DATA EXCERPTS:

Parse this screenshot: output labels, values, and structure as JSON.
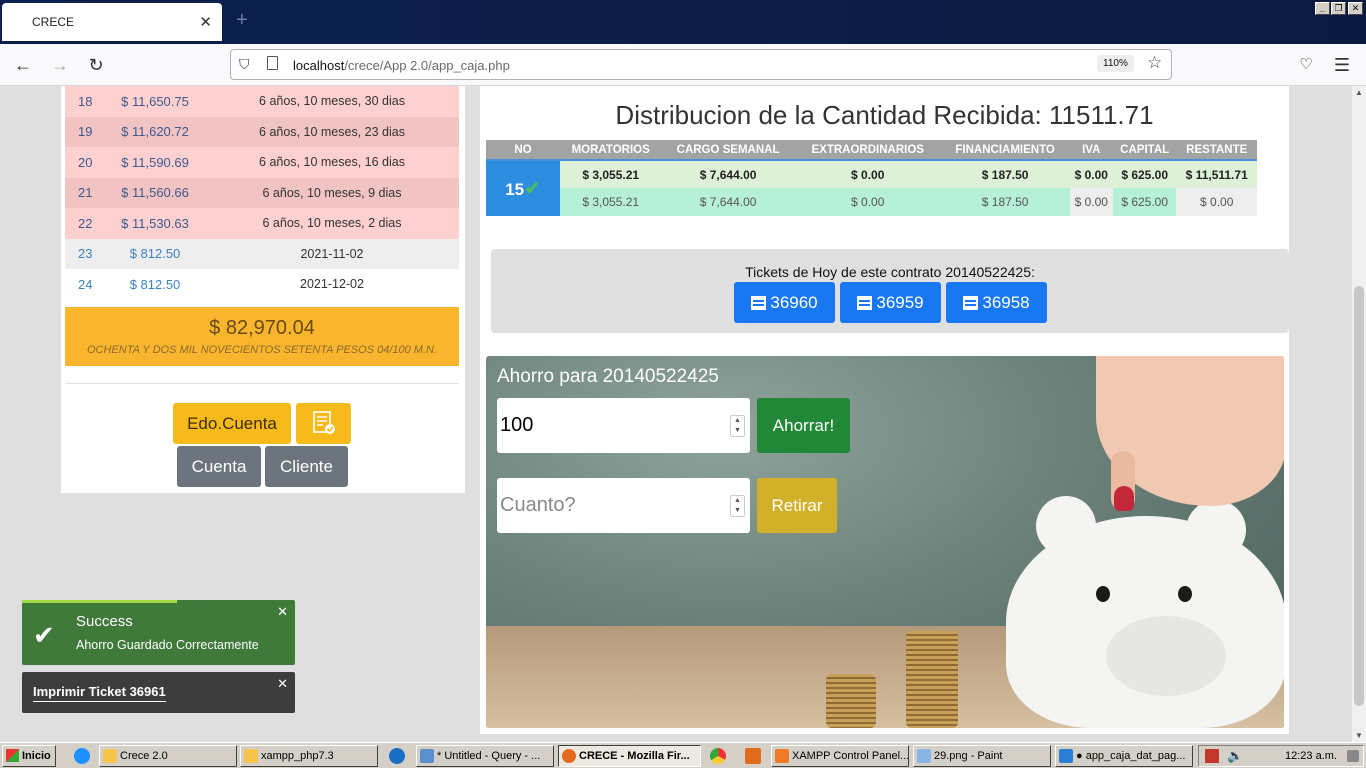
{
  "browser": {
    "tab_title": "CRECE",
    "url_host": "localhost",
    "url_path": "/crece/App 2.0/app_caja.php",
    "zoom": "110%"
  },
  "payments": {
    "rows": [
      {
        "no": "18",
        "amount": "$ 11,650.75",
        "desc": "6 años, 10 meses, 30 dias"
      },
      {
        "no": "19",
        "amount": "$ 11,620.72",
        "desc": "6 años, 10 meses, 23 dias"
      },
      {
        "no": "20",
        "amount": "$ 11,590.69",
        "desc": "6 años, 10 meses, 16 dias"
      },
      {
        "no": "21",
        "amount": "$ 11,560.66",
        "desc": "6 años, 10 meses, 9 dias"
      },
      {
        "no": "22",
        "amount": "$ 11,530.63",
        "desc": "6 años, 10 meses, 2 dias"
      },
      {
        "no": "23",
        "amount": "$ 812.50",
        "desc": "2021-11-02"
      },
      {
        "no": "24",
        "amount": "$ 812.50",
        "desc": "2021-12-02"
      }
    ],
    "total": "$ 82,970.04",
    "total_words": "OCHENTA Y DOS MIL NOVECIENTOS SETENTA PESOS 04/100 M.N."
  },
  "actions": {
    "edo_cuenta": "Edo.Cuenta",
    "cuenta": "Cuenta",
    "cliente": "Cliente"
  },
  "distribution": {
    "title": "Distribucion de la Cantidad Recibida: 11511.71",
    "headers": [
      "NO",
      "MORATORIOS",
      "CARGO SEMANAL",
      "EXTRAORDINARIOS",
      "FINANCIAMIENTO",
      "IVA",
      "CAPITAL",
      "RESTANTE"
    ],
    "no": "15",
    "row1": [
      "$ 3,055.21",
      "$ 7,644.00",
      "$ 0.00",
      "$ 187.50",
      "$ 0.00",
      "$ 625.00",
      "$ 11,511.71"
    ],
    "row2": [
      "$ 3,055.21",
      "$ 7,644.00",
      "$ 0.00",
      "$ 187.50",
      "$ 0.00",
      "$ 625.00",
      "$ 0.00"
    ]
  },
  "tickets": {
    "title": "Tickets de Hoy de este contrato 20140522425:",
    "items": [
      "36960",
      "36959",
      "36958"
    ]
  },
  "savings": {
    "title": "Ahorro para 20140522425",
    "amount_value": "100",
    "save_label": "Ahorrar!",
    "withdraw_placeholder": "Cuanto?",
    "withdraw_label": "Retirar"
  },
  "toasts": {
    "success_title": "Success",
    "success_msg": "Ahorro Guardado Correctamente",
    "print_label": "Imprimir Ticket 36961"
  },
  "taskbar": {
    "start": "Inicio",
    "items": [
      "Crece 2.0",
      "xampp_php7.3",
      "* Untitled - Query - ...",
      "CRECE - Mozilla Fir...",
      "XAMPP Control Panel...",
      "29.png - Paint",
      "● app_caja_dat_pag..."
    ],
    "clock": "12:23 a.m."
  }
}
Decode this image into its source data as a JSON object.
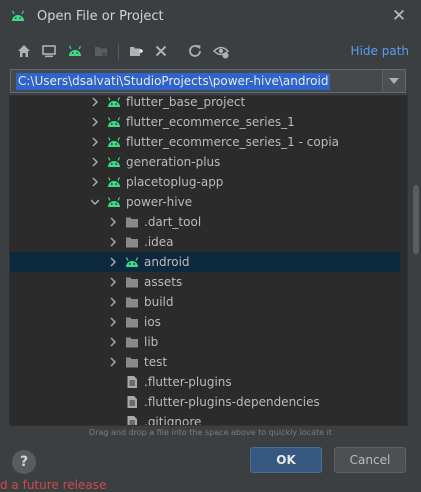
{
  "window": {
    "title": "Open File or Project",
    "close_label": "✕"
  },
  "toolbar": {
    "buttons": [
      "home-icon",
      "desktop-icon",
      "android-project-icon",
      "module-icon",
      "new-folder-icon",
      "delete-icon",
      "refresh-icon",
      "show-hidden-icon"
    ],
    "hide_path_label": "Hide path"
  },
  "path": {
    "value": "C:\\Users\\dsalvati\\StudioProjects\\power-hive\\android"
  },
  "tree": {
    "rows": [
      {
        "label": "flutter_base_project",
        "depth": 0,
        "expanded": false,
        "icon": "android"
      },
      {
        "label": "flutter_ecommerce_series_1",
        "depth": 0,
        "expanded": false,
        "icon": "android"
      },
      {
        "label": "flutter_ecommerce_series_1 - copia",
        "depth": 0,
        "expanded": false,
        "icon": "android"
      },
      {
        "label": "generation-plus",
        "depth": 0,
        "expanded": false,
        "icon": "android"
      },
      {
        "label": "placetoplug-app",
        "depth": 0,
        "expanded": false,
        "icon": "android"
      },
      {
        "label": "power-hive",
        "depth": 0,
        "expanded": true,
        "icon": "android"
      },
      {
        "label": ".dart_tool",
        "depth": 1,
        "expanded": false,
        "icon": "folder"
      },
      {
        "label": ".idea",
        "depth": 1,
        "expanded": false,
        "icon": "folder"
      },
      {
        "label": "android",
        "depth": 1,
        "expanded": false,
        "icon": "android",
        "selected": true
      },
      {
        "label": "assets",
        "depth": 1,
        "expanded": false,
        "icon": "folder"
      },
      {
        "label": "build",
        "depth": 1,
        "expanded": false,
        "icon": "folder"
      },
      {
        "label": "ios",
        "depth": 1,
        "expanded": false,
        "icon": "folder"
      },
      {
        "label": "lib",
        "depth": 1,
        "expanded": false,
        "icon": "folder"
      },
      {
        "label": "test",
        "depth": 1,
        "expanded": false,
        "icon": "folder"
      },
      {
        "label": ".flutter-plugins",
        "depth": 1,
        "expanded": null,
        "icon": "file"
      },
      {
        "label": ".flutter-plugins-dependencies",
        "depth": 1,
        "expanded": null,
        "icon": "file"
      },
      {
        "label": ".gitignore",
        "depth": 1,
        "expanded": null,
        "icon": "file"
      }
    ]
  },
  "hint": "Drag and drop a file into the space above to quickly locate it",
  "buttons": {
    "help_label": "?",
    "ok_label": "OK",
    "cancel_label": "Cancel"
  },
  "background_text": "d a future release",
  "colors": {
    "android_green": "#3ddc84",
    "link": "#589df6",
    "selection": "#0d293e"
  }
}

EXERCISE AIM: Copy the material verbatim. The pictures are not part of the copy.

EXERCISE ANSWER:
Parse this screenshot: output labels, values, and structure as JSON.
{
  "browser": {
    "tab_title": "CRECE",
    "url_host": "localhost",
    "url_path": "/crece/App 2.0/app_caja.php",
    "zoom": "110%"
  },
  "payments": {
    "rows": [
      {
        "no": "18",
        "amount": "$ 11,650.75",
        "desc": "6 años, 10 meses, 30 dias"
      },
      {
        "no": "19",
        "amount": "$ 11,620.72",
        "desc": "6 años, 10 meses, 23 dias"
      },
      {
        "no": "20",
        "amount": "$ 11,590.69",
        "desc": "6 años, 10 meses, 16 dias"
      },
      {
        "no": "21",
        "amount": "$ 11,560.66",
        "desc": "6 años, 10 meses, 9 dias"
      },
      {
        "no": "22",
        "amount": "$ 11,530.63",
        "desc": "6 años, 10 meses, 2 dias"
      },
      {
        "no": "23",
        "amount": "$ 812.50",
        "desc": "2021-11-02"
      },
      {
        "no": "24",
        "amount": "$ 812.50",
        "desc": "2021-12-02"
      }
    ],
    "total": "$ 82,970.04",
    "total_words": "OCHENTA Y DOS MIL NOVECIENTOS SETENTA PESOS 04/100 M.N."
  },
  "actions": {
    "edo_cuenta": "Edo.Cuenta",
    "cuenta": "Cuenta",
    "cliente": "Cliente"
  },
  "distribution": {
    "title": "Distribucion de la Cantidad Recibida: 11511.71",
    "headers": [
      "NO",
      "MORATORIOS",
      "CARGO SEMANAL",
      "EXTRAORDINARIOS",
      "FINANCIAMIENTO",
      "IVA",
      "CAPITAL",
      "RESTANTE"
    ],
    "no": "15",
    "row1": [
      "$ 3,055.21",
      "$ 7,644.00",
      "$ 0.00",
      "$ 187.50",
      "$ 0.00",
      "$ 625.00",
      "$ 11,511.71"
    ],
    "row2": [
      "$ 3,055.21",
      "$ 7,644.00",
      "$ 0.00",
      "$ 187.50",
      "$ 0.00",
      "$ 625.00",
      "$ 0.00"
    ]
  },
  "tickets": {
    "title": "Tickets de Hoy de este contrato 20140522425:",
    "items": [
      "36960",
      "36959",
      "36958"
    ]
  },
  "savings": {
    "title": "Ahorro para 20140522425",
    "amount_value": "100",
    "save_label": "Ahorrar!",
    "withdraw_placeholder": "Cuanto?",
    "withdraw_label": "Retirar"
  },
  "toasts": {
    "success_title": "Success",
    "success_msg": "Ahorro Guardado Correctamente",
    "print_label": "Imprimir Ticket 36961"
  },
  "taskbar": {
    "start": "Inicio",
    "items": [
      "Crece 2.0",
      "xampp_php7.3",
      "* Untitled - Query - ...",
      "CRECE - Mozilla Fir...",
      "XAMPP Control Panel...",
      "29.png - Paint",
      "● app_caja_dat_pag..."
    ],
    "clock": "12:23 a.m."
  }
}
Decode this image into its source data as a JSON object.
{
  "window": {
    "title": "Open File or Project",
    "close_label": "✕"
  },
  "toolbar": {
    "buttons": [
      "home-icon",
      "desktop-icon",
      "android-project-icon",
      "module-icon",
      "new-folder-icon",
      "delete-icon",
      "refresh-icon",
      "show-hidden-icon"
    ],
    "hide_path_label": "Hide path"
  },
  "path": {
    "value": "C:\\Users\\dsalvati\\StudioProjects\\power-hive\\android"
  },
  "tree": {
    "rows": [
      {
        "label": "flutter_base_project",
        "depth": 0,
        "expanded": false,
        "icon": "android"
      },
      {
        "label": "flutter_ecommerce_series_1",
        "depth": 0,
        "expanded": false,
        "icon": "android"
      },
      {
        "label": "flutter_ecommerce_series_1 - copia",
        "depth": 0,
        "expanded": false,
        "icon": "android"
      },
      {
        "label": "generation-plus",
        "depth": 0,
        "expanded": false,
        "icon": "android"
      },
      {
        "label": "placetoplug-app",
        "depth": 0,
        "expanded": false,
        "icon": "android"
      },
      {
        "label": "power-hive",
        "depth": 0,
        "expanded": true,
        "icon": "android"
      },
      {
        "label": ".dart_tool",
        "depth": 1,
        "expanded": false,
        "icon": "folder"
      },
      {
        "label": ".idea",
        "depth": 1,
        "expanded": false,
        "icon": "folder"
      },
      {
        "label": "android",
        "depth": 1,
        "expanded": false,
        "icon": "android",
        "selected": true
      },
      {
        "label": "assets",
        "depth": 1,
        "expanded": false,
        "icon": "folder"
      },
      {
        "label": "build",
        "depth": 1,
        "expanded": false,
        "icon": "folder"
      },
      {
        "label": "ios",
        "depth": 1,
        "expanded": false,
        "icon": "folder"
      },
      {
        "label": "lib",
        "depth": 1,
        "expanded": false,
        "icon": "folder"
      },
      {
        "label": "test",
        "depth": 1,
        "expanded": false,
        "icon": "folder"
      },
      {
        "label": ".flutter-plugins",
        "depth": 1,
        "expanded": null,
        "icon": "file"
      },
      {
        "label": ".flutter-plugins-dependencies",
        "depth": 1,
        "expanded": null,
        "icon": "file"
      },
      {
        "label": ".gitignore",
        "depth": 1,
        "expanded": null,
        "icon": "file"
      }
    ]
  },
  "hint": "Drag and drop a file into the space above to quickly locate it",
  "buttons": {
    "help_label": "?",
    "ok_label": "OK",
    "cancel_label": "Cancel"
  },
  "background_text": "d a future release",
  "colors": {
    "android_green": "#3ddc84",
    "link": "#589df6",
    "selection": "#0d293e"
  }
}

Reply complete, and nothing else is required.